Exercise goal: Scan the records that follow, and whenever a line has the word "label", copy it.
==== Data for the task
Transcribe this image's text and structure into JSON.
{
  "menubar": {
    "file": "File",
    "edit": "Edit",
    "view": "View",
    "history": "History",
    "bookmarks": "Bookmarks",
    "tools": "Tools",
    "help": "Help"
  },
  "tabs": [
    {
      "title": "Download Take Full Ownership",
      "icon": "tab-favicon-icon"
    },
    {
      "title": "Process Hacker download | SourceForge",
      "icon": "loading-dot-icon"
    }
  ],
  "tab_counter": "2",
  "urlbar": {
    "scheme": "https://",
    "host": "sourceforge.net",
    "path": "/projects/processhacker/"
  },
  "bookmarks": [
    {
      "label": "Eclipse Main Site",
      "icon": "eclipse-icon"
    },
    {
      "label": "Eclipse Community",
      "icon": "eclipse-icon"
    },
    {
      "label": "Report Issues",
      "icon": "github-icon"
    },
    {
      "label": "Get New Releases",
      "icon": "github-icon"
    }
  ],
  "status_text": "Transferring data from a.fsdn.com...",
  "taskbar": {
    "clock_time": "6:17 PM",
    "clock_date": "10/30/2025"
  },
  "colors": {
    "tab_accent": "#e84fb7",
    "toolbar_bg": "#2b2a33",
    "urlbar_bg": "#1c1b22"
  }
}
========
Final answer:
      "label": "Eclipse Main Site",
      "label": "Eclipse Community",
      "label": "Report Issues",
      "label": "Get New Releases",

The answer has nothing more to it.